English is not an easy language to learn. In fact, it’s one of the toughest languages on earth; sentence structure, homophones, and tenses can all be very confusing to people who didn’t grow-up speaking English. This is where simple sentence examples can be used. If you’ve ever given thought to what a great simple sentence examples list would be, you will find out if you keep reading this helpful guide; other information will also be featured.
There are a variety of different sets of circumstances that could result in the usage of simple sentences examples. You will learn what just a small sampling of these are as you read on. Even if you think the odds that you’ll ever get into some of the following situations are extremely slim, you should read this full guide. If you ever deal with non-native English speakers in your work or personal life, it’s good to have as much education as you possibly can.
When Do People Use Simple Sentence Examples?

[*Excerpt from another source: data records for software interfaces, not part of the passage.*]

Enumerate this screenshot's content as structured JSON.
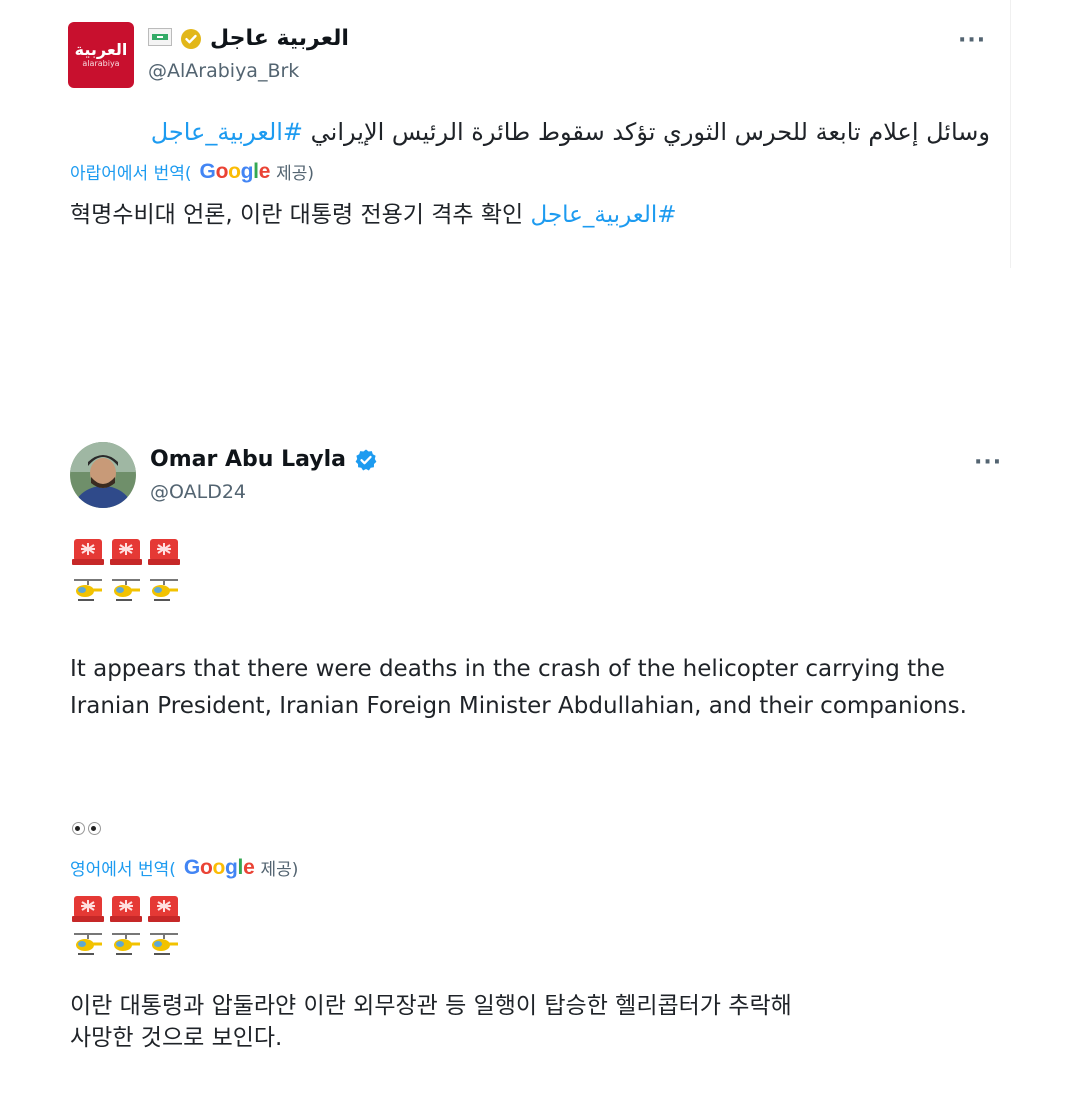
{
  "tweet1": {
    "avatar_text": "العربية",
    "avatar_subtext": "alarabiya",
    "display_name": "العربية عاجل",
    "handle": "@AlArabiya_Brk",
    "more": "···",
    "text_ar": "وسائل إعلام تابعة للحرس الثوري تؤكد سقوط طائرة الرئيس الإيراني",
    "hashtag_ar": "#العربية_عاجل",
    "translate_label": "아랍어에서 번역(",
    "translate_google": "Google",
    "translate_suffix": "제공)",
    "text_ko": "혁명수비대 언론, 이란 대통령 전용기 격추 확인",
    "hashtag_ko": "#العربية_عاجل"
  },
  "tweet2": {
    "display_name": "Omar Abu Layla",
    "handle": "@OALD24",
    "more": "···",
    "text_en": "It appears that there were deaths in the crash of the helicopter carrying the Iranian President, Iranian Foreign Minister Abdullahian, and their companions.",
    "translate_label": "영어에서 번역(",
    "translate_google": "Google",
    "translate_suffix": "제공)",
    "text_ko_line1": "이란 대통령과 압둘라얀 이란 외무장관 등 일행이 탑승한 헬리콥터가 추락해",
    "text_ko_line2": "사망한 것으로 보인다."
  },
  "colors": {
    "link": "#1d9bf0",
    "verified_blue": "#1d9bf0",
    "verified_gold": "#e2b719",
    "alarabiya_red": "#c8102e"
  },
  "icons": [
    "verified-badge-icon",
    "flag-icon",
    "more-icon",
    "siren-emoji",
    "helicopter-emoji",
    "eyes-emoji"
  ]
}
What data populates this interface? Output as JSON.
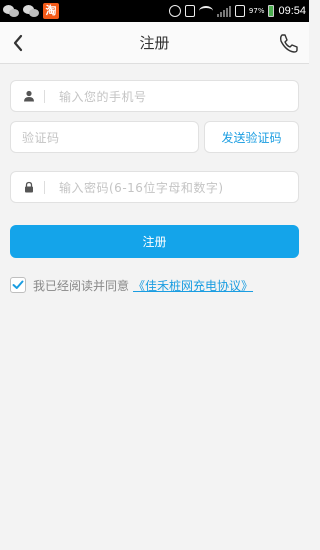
{
  "status_bar": {
    "time": "09:54",
    "battery_percent": "97%",
    "left_icons": [
      "wechat-icon",
      "wechat-icon",
      "taobao-icon"
    ],
    "taobao_glyph": "淘"
  },
  "header": {
    "title": "注册",
    "back_icon": "chevron-left-icon",
    "phone_icon": "phone-icon"
  },
  "form": {
    "phone_placeholder": "输入您的手机号",
    "code_placeholder": "验证码",
    "send_code_label": "发送验证码",
    "password_placeholder": "输入密码(6-16位字母和数字)",
    "register_label": "注册"
  },
  "agreement": {
    "checked": true,
    "text": "我已经阅读并同意",
    "link": "《佳禾桩网充电协议》"
  },
  "colors": {
    "accent": "#14a4ea",
    "link": "#1a9de1",
    "background": "#f3f3f3"
  }
}
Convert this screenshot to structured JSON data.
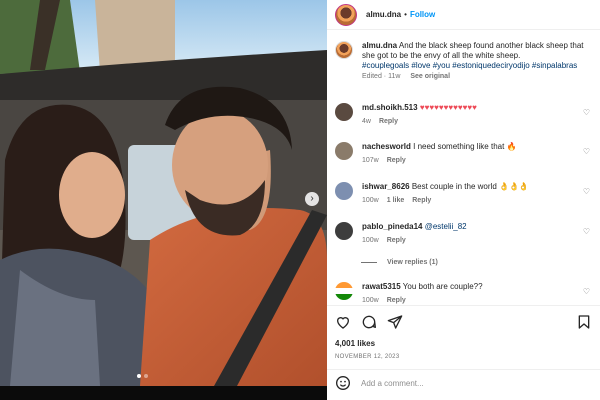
{
  "post": {
    "username": "almu.dna",
    "follow_label": "Follow",
    "caption_user": "almu.dna",
    "caption_text": "And the black sheep found another black sheep that she got to be the envy of all the white sheep.",
    "caption_tags": "#couplegoals #love #you #estoniquedeciryodijo #sinpalabras",
    "edited": "Edited · 11w",
    "see_original": "See original",
    "likes": "4,001 likes",
    "date": "NOVEMBER 12, 2023",
    "add_comment_placeholder": "Add a comment..."
  },
  "comments": [
    {
      "user": "md.shoikh.513",
      "text": "♥♥♥♥♥♥♥♥♥♥♥♥",
      "age": "4w",
      "likes": "",
      "reply": "Reply",
      "color": "#5a4a40"
    },
    {
      "user": "nachesworld",
      "text": "I need something like that 🔥",
      "age": "107w",
      "likes": "",
      "reply": "Reply",
      "color": "#8a7b6a"
    },
    {
      "user": "ishwar_8626",
      "text": "Best couple in the world 👌👌👌",
      "age": "100w",
      "likes": "1 like",
      "reply": "Reply",
      "color": "#7d8fb0"
    },
    {
      "user": "pablo_pineda14",
      "text": "@estelii_82",
      "age": "100w",
      "likes": "",
      "reply": "Reply",
      "color": "#3d3d3d"
    },
    {
      "user": "rawat5315",
      "text": "You both are couple??",
      "age": "100w",
      "likes": "",
      "reply": "Reply",
      "color": "#ff9933"
    }
  ],
  "view_replies": "View replies (1)",
  "colors": {
    "follow": "#0095f6",
    "muted": "#737373",
    "tag": "#00376b"
  },
  "icons": [
    "heart-icon",
    "comment-icon",
    "share-icon",
    "bookmark-icon",
    "emoji-icon",
    "next-arrow-icon"
  ]
}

English as a second language, or ESL, classes are among the places where simple sentences examples are used most frequently. The people who register for these courses are generally adults, but some are older children and teenagers, who grew up in other countries around the world. ESL courses are sometimes split up by students’ native languages and taught by instructors who also speak that tongue fluently. In other situations, though, English as a second language courses are full-immersion, so every student is in one room.
Another circumstance that might lead a non-native English speaker to be asked to create sentences or figure out how to insert particular words in a sentence is a job training course. If, for instance, someone is hired as a hotel maid, he or she may have to learn phrases that relate to his or her new position. “Would you like turndown service?” and “Can I get you fresh towels?” are a couple of sample phrases.
What Kinds of Sentences Do Instructors Typically Use?
People who teach ESL classes generally have books that they use to help their students learn how English sentences work, including standard syntax and structure. As a general rule, the first sentences that students put together will merely be subjects and verbs, like “Spot runs.” As they become increasingly familiar with the functionality of the English language, they will discover new tenses and classes of words, eventually becoming comfortable enough to put together full sentences that include subjects, verbs, adverbs, and adjectives.